▶ [AIM OF THE EXERCISE]
Within the listing, how many lines hold the word "WinZip"? Give the number by itself.

________________________________________

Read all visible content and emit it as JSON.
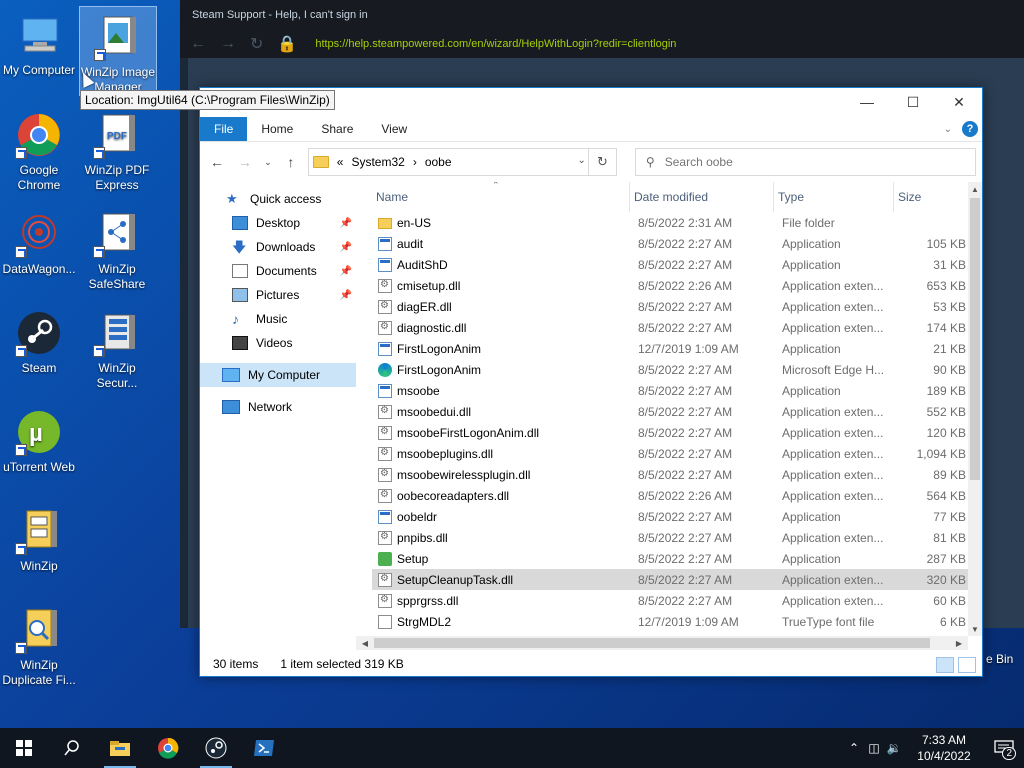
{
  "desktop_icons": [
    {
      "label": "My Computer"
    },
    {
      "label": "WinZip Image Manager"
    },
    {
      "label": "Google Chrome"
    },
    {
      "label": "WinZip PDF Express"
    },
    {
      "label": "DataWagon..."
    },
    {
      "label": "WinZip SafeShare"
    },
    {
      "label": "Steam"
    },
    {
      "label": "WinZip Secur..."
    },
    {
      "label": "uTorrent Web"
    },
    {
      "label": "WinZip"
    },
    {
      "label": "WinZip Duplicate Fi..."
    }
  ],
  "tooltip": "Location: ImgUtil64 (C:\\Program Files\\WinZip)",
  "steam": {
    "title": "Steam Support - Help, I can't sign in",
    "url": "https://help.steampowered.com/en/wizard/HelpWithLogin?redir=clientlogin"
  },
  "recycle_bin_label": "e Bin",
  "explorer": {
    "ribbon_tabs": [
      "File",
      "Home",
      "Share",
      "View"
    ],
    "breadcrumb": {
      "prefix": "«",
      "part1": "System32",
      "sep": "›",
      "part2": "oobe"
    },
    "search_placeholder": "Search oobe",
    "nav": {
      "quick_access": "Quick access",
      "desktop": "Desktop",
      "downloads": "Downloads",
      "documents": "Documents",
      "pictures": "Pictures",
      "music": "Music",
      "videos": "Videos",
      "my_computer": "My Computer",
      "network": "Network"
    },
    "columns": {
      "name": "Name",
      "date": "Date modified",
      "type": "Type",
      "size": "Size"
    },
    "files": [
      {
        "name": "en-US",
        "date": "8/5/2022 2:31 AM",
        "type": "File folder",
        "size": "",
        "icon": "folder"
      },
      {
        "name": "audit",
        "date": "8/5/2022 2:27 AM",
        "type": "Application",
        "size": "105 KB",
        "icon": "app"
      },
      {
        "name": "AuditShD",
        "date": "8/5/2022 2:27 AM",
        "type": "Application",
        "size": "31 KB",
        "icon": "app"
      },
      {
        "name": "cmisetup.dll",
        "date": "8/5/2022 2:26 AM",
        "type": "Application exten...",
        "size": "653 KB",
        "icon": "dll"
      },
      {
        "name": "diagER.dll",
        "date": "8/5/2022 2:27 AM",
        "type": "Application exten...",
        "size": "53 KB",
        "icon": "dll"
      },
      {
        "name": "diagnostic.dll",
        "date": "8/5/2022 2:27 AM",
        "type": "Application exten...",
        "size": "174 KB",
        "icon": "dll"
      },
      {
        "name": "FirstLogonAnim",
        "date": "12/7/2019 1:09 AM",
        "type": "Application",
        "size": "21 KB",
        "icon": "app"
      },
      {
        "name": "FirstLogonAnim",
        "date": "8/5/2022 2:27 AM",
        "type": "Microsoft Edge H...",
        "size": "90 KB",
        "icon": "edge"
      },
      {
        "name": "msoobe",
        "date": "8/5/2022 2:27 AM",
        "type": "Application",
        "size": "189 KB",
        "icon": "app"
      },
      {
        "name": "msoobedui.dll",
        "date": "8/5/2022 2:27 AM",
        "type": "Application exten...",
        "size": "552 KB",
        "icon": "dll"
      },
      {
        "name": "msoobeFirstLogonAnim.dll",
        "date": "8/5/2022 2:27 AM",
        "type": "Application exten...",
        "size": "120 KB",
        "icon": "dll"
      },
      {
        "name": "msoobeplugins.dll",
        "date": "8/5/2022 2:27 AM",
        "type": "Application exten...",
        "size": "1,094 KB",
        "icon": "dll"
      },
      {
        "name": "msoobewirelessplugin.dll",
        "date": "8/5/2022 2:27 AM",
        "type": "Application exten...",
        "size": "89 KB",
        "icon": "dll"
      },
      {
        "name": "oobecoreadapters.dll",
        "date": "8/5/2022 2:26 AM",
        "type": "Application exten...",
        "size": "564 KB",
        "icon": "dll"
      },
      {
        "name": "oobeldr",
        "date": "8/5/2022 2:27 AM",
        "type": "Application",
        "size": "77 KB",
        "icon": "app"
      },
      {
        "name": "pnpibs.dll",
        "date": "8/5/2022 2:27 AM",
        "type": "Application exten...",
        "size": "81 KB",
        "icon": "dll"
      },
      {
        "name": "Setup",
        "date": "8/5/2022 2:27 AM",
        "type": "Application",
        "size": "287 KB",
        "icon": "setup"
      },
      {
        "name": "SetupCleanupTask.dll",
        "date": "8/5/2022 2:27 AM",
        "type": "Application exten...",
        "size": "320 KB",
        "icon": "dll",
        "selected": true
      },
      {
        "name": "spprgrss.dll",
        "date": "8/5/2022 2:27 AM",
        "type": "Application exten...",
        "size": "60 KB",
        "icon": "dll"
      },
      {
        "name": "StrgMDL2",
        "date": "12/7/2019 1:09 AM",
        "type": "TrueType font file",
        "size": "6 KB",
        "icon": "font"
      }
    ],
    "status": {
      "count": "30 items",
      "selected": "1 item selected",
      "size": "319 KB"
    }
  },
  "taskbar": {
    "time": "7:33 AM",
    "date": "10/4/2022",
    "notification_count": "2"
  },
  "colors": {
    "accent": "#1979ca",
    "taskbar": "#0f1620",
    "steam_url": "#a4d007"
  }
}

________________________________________

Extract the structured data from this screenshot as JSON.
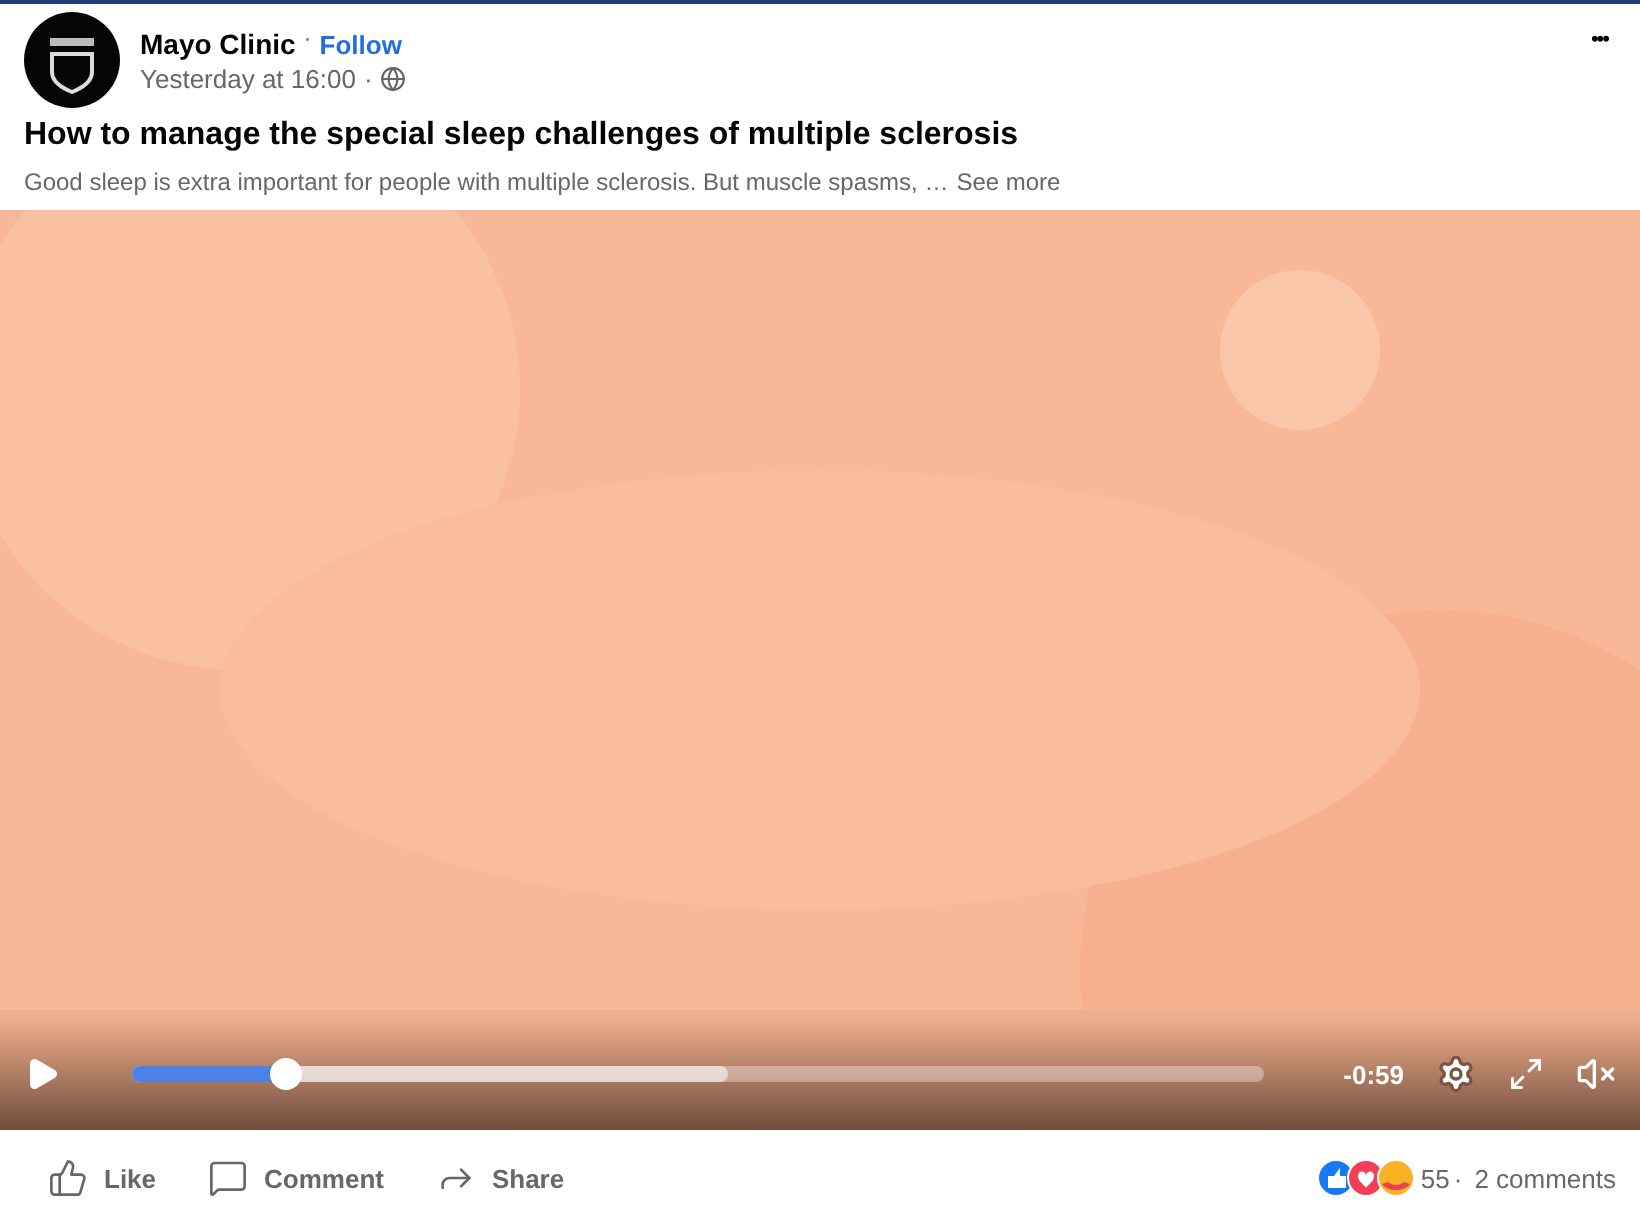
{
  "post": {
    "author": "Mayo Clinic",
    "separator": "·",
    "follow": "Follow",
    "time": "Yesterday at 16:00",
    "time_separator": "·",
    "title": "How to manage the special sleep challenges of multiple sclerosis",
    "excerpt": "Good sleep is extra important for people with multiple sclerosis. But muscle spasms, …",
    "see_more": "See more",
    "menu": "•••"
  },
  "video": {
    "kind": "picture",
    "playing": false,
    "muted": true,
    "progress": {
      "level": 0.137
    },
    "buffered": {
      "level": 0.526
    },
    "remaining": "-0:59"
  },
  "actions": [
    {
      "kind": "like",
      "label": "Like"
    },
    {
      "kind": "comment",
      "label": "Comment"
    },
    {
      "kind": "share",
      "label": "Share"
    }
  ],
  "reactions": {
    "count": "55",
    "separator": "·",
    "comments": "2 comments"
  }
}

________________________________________

▶ [RESULT FOR THIS EXERCISE]
7